For some businesses, the "what ifs" uncovered during these sessions can be truly far-reaching. Under these circumstances, it may be advisable to conduct the detailed research required to develop formal scenarios of sufficient quality to undergo review by the Board of Directors. To get an appreciation of the sophistication of these evaluations, I recommend that you scan the report on the pulp and paper industry by the World Resources Institute.6 Scenarios served as the foundation of this investigation into environmental issues affecting the industry.
Using the power of hindsight, it is easy to see how scenario development tools can come in handy. For example, Monsanto's CEO, Robert Shapiro, a vocal and early proponent of sustainability, totally misjudged the social and political ramifications of tinkering with Mother Nature. His rollout plan for genetically modified crops was woefully inadequate, and the protests and consumer boycotts continue to plague the biotechnology industry today. An even more apparent example was the recall ordered by the Consumer Product Commission on hair dryers using asbestos insulators long after the danger of the asbestos was known.7 Hair dryers! What were they thinking?
Far too many environmental professionals struggle to just keep pace with their day-to-day tasks. Reacting to today's crisis de jour may win the tactical battles, but in the long term it may set your company up for serious future problems, as Monsanto faced. The techniques suggested take only a few days of effort and a few thousand dollars if outside expertise is called in for support. At a minimum it will open up dialogue to other functions in your company and to the future challenges you (and they) face. It could also be the strategic move that saves the day.
1 Fortune, "The Chairman of the Board Looks Back," May 28, 2001, Page 70.
2 For an excellent review of forecasting techniques see Nicholas Resher, Predicting the Future - An Introduction to the Theory of Forecasting, State University of New York Press, Albany, NY, 1998.
3 Peter Schwartz, The Art of the Long View - Planning for the Future in an Uncertain World, Doubleday, NY, NY, 1996.
4 Allen Hammond, Which World? - Scenarios for the 21st Century, Island Press, Washington, DC, 1998.
5 World Business Council for Sustainable Development, Exploring Sustainable Development Global Scenarios 2000 -2050, Geneva, Switzerland, November 1997.
6 R. Repetto and D. Austing, Pure Profit: The Financial Implications of Environmental Performance, World Resources Institute, Washington, DC 2000.
7 U.S. Consumer Product Safety Commission, CPSC Accepts Corrective Actions From Major Hair Dryer Companies, Office of Information and Public Affairs, Washington, DC 20207, Release # 79-022, May 21, 1979

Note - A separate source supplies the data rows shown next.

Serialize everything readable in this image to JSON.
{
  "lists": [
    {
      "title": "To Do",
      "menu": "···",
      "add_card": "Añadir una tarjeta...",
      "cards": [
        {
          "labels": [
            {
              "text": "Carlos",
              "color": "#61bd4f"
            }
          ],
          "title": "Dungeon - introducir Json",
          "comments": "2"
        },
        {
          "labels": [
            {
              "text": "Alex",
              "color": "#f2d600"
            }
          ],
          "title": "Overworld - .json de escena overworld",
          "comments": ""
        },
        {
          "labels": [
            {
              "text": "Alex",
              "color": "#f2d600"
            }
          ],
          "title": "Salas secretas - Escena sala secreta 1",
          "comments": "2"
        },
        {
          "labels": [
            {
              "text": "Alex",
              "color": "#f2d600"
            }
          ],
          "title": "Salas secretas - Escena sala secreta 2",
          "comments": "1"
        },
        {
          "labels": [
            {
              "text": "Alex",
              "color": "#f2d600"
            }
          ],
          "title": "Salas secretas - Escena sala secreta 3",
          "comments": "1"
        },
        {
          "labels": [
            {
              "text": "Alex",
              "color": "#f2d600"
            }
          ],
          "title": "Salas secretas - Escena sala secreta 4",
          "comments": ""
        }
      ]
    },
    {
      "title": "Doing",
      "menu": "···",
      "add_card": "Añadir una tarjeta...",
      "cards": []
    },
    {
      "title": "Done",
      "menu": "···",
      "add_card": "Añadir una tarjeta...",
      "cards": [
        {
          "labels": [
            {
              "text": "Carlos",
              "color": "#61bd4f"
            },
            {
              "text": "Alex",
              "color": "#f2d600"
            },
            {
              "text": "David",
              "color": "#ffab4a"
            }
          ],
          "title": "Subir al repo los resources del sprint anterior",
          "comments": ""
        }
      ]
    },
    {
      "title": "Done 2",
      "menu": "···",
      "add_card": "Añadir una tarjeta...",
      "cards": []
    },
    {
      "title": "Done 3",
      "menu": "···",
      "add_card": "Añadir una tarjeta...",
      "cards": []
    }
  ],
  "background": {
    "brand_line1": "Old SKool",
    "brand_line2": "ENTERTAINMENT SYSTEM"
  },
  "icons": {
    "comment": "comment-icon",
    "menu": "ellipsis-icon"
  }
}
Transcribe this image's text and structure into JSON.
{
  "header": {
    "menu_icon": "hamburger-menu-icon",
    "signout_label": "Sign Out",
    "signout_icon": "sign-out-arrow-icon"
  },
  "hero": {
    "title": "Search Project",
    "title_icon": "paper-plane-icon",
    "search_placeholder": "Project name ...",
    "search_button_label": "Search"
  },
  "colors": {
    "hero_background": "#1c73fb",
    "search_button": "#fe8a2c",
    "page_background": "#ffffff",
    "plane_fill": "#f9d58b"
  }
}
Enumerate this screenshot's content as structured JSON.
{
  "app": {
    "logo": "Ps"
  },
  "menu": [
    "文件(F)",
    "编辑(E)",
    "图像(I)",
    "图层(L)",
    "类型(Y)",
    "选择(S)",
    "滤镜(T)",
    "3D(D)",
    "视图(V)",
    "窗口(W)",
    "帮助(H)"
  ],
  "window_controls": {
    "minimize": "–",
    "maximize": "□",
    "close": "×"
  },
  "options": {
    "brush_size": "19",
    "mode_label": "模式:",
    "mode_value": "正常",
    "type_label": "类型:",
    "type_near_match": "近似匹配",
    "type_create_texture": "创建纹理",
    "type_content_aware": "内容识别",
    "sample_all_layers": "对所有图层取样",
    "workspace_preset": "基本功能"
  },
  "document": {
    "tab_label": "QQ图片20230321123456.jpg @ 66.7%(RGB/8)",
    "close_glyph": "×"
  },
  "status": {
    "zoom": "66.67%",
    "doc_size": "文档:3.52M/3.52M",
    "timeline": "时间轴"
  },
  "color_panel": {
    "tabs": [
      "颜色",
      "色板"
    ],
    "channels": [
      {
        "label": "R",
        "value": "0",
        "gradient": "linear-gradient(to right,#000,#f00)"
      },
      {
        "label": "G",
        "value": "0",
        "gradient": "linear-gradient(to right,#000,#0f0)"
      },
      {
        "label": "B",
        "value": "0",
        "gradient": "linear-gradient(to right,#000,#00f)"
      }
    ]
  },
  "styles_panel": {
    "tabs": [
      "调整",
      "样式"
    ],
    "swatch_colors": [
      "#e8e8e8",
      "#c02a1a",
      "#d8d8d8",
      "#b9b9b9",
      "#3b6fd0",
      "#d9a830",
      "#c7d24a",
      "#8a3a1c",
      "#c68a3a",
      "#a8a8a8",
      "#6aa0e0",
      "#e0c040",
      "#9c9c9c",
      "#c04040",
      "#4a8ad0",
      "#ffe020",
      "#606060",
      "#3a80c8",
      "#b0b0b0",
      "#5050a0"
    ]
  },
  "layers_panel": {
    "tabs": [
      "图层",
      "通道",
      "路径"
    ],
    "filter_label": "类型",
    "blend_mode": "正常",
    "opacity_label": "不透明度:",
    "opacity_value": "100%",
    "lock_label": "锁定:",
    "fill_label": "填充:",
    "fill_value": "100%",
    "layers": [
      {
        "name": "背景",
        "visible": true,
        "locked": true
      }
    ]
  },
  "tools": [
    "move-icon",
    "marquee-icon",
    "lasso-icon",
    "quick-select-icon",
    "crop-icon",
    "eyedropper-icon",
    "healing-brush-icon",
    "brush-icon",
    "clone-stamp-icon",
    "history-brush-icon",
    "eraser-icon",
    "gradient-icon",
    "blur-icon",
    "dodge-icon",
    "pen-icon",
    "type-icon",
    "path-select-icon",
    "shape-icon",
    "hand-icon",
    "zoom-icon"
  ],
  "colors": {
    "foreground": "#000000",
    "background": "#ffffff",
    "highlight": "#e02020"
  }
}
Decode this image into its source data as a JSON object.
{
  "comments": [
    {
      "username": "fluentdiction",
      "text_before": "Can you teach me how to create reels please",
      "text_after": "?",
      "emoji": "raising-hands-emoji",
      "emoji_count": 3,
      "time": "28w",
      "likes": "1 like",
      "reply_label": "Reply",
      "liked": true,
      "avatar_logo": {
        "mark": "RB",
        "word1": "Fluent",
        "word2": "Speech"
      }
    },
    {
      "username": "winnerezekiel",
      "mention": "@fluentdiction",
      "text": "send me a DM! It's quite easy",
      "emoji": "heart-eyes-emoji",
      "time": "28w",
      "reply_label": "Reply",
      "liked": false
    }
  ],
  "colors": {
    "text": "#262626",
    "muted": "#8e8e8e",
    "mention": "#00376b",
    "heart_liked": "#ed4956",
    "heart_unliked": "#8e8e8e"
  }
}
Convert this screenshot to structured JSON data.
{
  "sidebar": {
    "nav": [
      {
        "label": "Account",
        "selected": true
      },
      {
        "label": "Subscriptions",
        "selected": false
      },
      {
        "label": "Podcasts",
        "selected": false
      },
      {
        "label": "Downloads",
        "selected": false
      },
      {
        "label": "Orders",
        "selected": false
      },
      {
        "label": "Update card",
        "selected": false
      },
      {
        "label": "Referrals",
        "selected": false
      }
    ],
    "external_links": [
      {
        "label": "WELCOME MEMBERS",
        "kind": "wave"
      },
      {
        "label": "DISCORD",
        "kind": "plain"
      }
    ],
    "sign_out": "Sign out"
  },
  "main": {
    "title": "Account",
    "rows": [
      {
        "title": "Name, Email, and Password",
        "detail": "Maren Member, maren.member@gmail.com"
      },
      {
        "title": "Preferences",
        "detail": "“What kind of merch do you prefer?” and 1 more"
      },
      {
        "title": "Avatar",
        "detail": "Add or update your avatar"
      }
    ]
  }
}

This article originally appeared in the August 2001 issue of Environmental Protection, Vol. 12, No. 8, p. 38.
This article originally appeared in the 08/01/2001 issue of Environmental Protection.